Gazprom has threatened to raise imported gas prices further still if Ukraine does not accept its current proposed price of $160 per 1,000 cubic meters, to be implemented from as soon as next year. This represents almost a three fold increase on the current price.

Gazprom pays Ukraine in kind with a percentage volume of the gas it ships thought the country en route to western Europe. Gazprom argues that, as the international gas price has soared, so it is only right that Ukraine be asked to pay more for its share.

The Russians have warned that, as a consequence of the impasse, export supplies to western Europe could be disrupted. Gazprom currently subsidizes supplies to former Soviet states but it is keen to end this practice.

Of course, when Germany bought gas for $80, $50 for gas to Ukraine seemed appropriate, Gazprom’s deputy chief executive Alexander Ryazanov said in televised comments. But when the price rose to $200, then of course $50 is a very small price and doesn’t correspond to our real costs.

However some observers have suggested that the dispute – which also involves a number of other countries including Lithuania, Armenia and Moldova – is essentially political. Gazprom’s actions are seen by critics as a ‘punishment’ for the pro-western agendas that many former Soviet bloc members have adopted over recent years.

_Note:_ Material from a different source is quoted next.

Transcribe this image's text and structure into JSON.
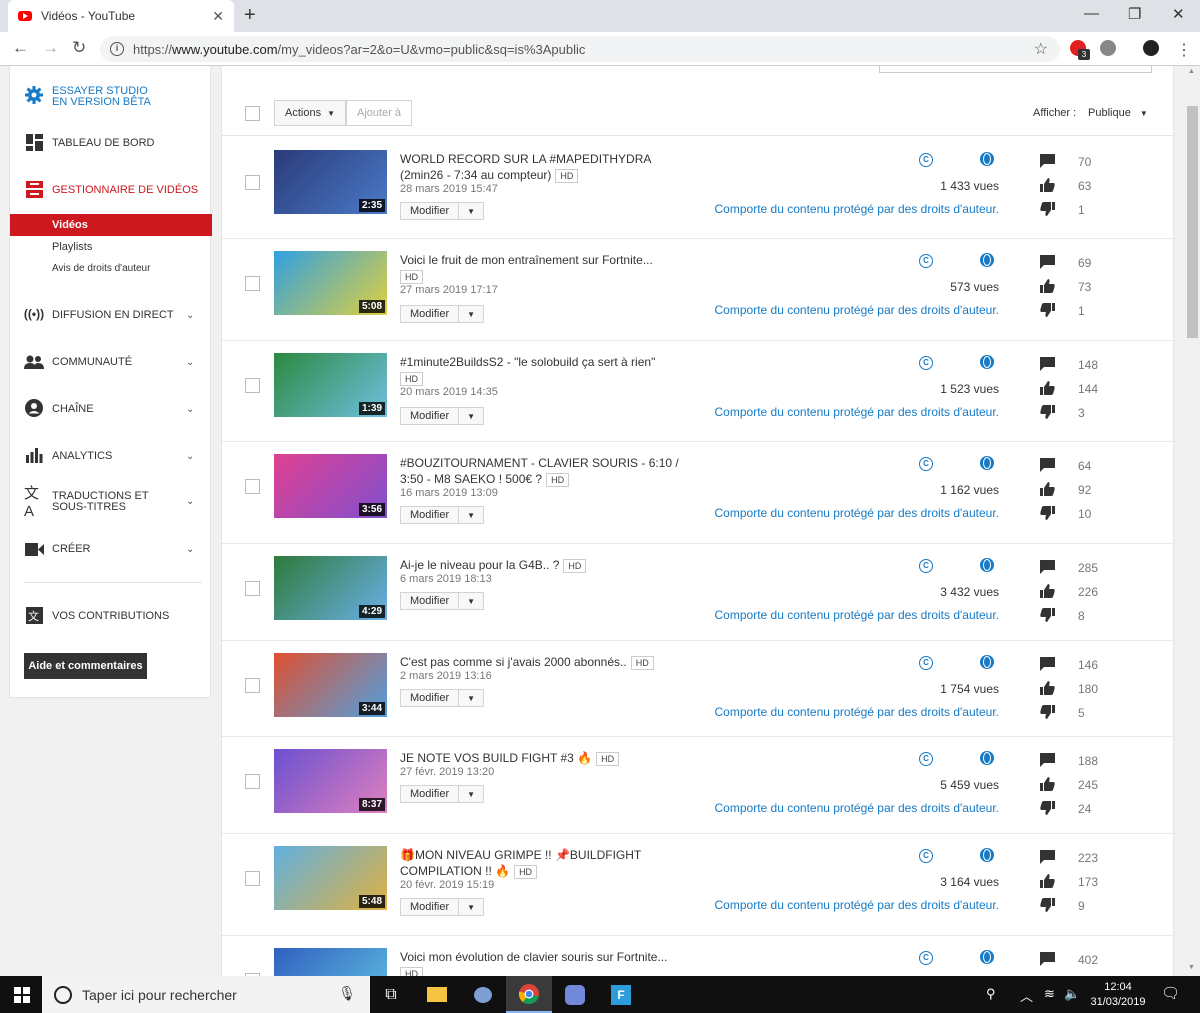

Gazprom flatly denies the charge: This is not politics, Gazprom isn’t under pressure from the government, Mr Ryazanov told reporters. This is simple economics.